__Work instruction__: Check every line of the entries for "title", and copy the lines that hold it.

__Interface dataset entries__:
######

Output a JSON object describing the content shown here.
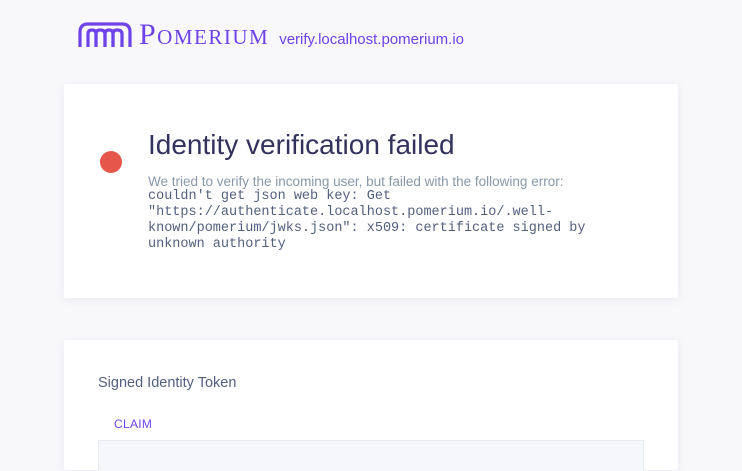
{
  "header": {
    "logo_text": "Pomerium",
    "domain": "verify.localhost.pomerium.io"
  },
  "error_card": {
    "title": "Identity verification failed",
    "description": "We tried to verify the incoming user, but failed with the following error:",
    "error_lines": [
      "couldn't get json web key: Get",
      "\"https://authenticate.localhost.pomerium.io/.well-",
      "known/pomerium/jwks.json\": x509: certificate signed by",
      "unknown authority"
    ],
    "status_color": "#e5574a"
  },
  "token_card": {
    "title": "Signed Identity Token",
    "table": {
      "columns": [
        "CLAIM"
      ]
    }
  },
  "colors": {
    "brand": "#6e43e8",
    "background": "#f8f8fb",
    "error": "#e5574a"
  }
}
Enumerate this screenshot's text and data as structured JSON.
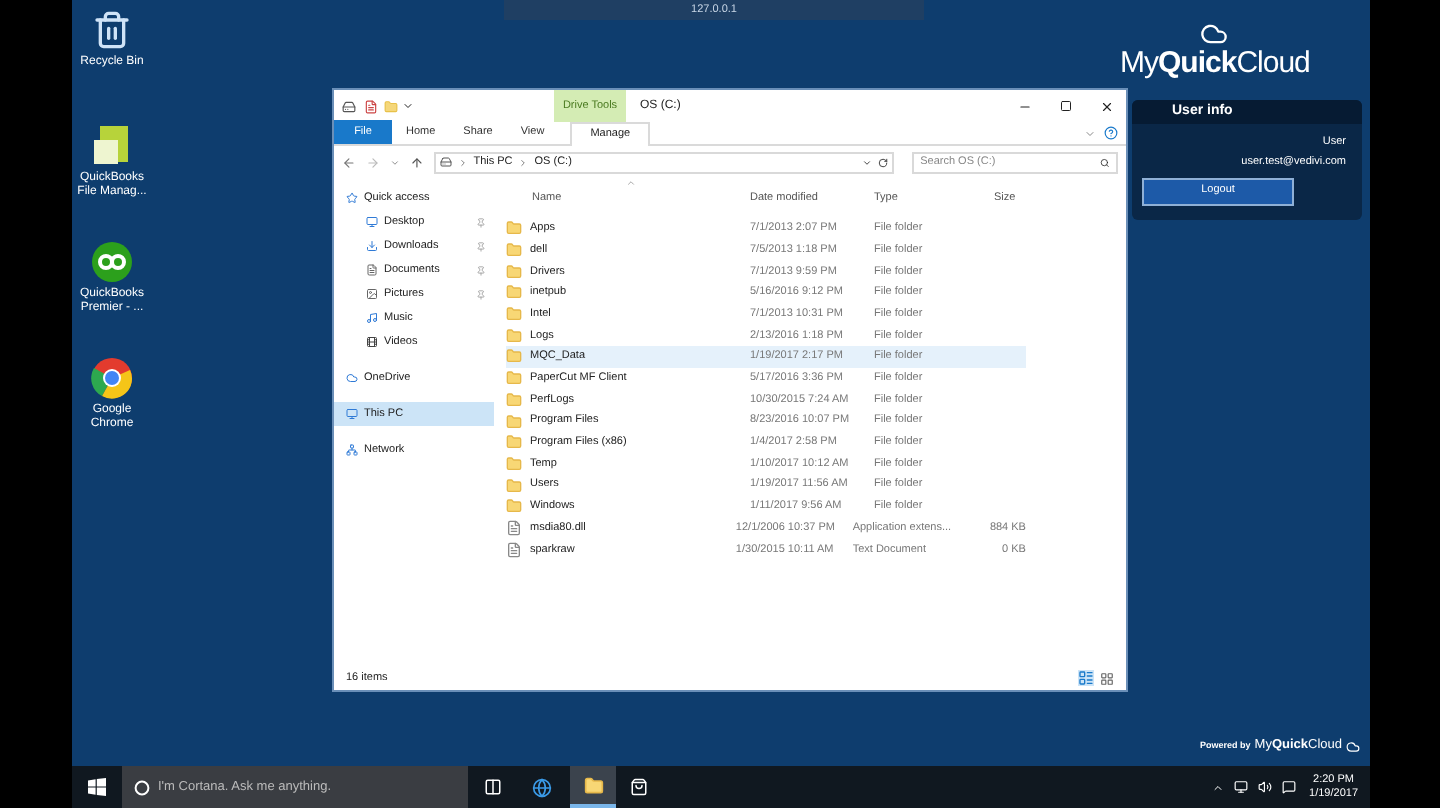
{
  "remote_bar": {
    "title": "127.0.0.1"
  },
  "desktop_icons": [
    {
      "label": "Recycle Bin"
    },
    {
      "label": "QuickBooks File Manag..."
    },
    {
      "label": "QuickBooks Premier - ..."
    },
    {
      "label": "Google Chrome"
    }
  ],
  "explorer": {
    "context_tab": "Drive Tools",
    "title": "OS (C:)",
    "ribbon_tabs": [
      {
        "kind": "menu",
        "label": "File",
        "selected": false
      },
      {
        "kind": "tab",
        "label": "Home",
        "selected": false
      },
      {
        "kind": "tab",
        "label": "Share",
        "selected": false
      },
      {
        "kind": "tab",
        "label": "View",
        "selected": false
      },
      {
        "kind": "tab",
        "label": "Manage",
        "selected": true
      }
    ],
    "path": [
      "This PC",
      "OS (C:)"
    ],
    "search": {
      "placeholder": "Search OS (C:)"
    },
    "nav": [
      {
        "label": "Quick access",
        "pinned": false,
        "selected": false
      },
      {
        "label": "Desktop",
        "pinned": true,
        "selected": false
      },
      {
        "label": "Downloads",
        "pinned": true,
        "selected": false
      },
      {
        "label": "Documents",
        "pinned": true,
        "selected": false
      },
      {
        "label": "Pictures",
        "pinned": true,
        "selected": false
      },
      {
        "label": "Music",
        "pinned": false,
        "selected": false
      },
      {
        "label": "Videos",
        "pinned": false,
        "selected": false
      },
      {
        "label": "OneDrive",
        "pinned": false,
        "selected": false
      },
      {
        "label": "This PC",
        "pinned": false,
        "selected": true
      },
      {
        "label": "Network",
        "pinned": false,
        "selected": false
      }
    ],
    "columns": [
      "Name",
      "Date modified",
      "Type",
      "Size"
    ],
    "rows": [
      {
        "kind": "folder",
        "name": "Apps",
        "date": "7/1/2013 2:07 PM",
        "type": "File folder",
        "selected": false
      },
      {
        "kind": "folder",
        "name": "dell",
        "date": "7/5/2013 1:18 PM",
        "type": "File folder",
        "selected": false
      },
      {
        "kind": "folder",
        "name": "Drivers",
        "date": "7/1/2013 9:59 PM",
        "type": "File folder",
        "selected": false
      },
      {
        "kind": "folder",
        "name": "inetpub",
        "date": "5/16/2016 9:12 PM",
        "type": "File folder",
        "selected": false
      },
      {
        "kind": "folder",
        "name": "Intel",
        "date": "7/1/2013 10:31 PM",
        "type": "File folder",
        "selected": false
      },
      {
        "kind": "folder",
        "name": "Logs",
        "date": "2/13/2016 1:18 PM",
        "type": "File folder",
        "selected": false
      },
      {
        "kind": "folder",
        "name": "MQC_Data",
        "date": "1/19/2017 2:17 PM",
        "type": "File folder",
        "selected": true
      },
      {
        "kind": "folder",
        "name": "PaperCut MF Client",
        "date": "5/17/2016 3:36 PM",
        "type": "File folder",
        "selected": false
      },
      {
        "kind": "folder",
        "name": "PerfLogs",
        "date": "10/30/2015 7:24 AM",
        "type": "File folder",
        "selected": false
      },
      {
        "kind": "folder",
        "name": "Program Files",
        "date": "8/23/2016 10:07 PM",
        "type": "File folder",
        "selected": false
      },
      {
        "kind": "folder",
        "name": "Program Files (x86)",
        "date": "1/4/2017 2:58 PM",
        "type": "File folder",
        "selected": false
      },
      {
        "kind": "folder",
        "name": "Temp",
        "date": "1/10/2017 10:12 AM",
        "type": "File folder",
        "selected": false
      },
      {
        "kind": "folder",
        "name": "Users",
        "date": "1/19/2017 11:56 AM",
        "type": "File folder",
        "selected": false
      },
      {
        "kind": "folder",
        "name": "Windows",
        "date": "1/11/2017 9:56 AM",
        "type": "File folder",
        "selected": false
      },
      {
        "kind": "file",
        "name": "msdia80.dll",
        "date": "12/1/2006 10:37 PM",
        "type": "Application extens...",
        "size": "884 KB",
        "selected": false
      },
      {
        "kind": "file",
        "name": "sparkraw",
        "date": "1/30/2015 10:11 AM",
        "type": "Text Document",
        "size": "0 KB",
        "selected": false
      }
    ],
    "status": "16 items"
  },
  "logo": "My**Quick**Cloud",
  "user_info": {
    "title": "User info",
    "user": "User",
    "email": "user.test@vedivi.com",
    "button": "Logout"
  },
  "powered_by": {
    "label": "Powered by",
    "logo": "My**Quick**Cloud"
  },
  "taskbar": {
    "search_placeholder": "I'm Cortana. Ask me anything.",
    "time": "2:20 PM",
    "date": "1/19/2017"
  }
}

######

__Output__:
    "title": "Identity verification failed",
    "title": "Signed Identity Token",
    "title": "127.0.0.1"
    "title": "OS (C:)",
    "title": "User info",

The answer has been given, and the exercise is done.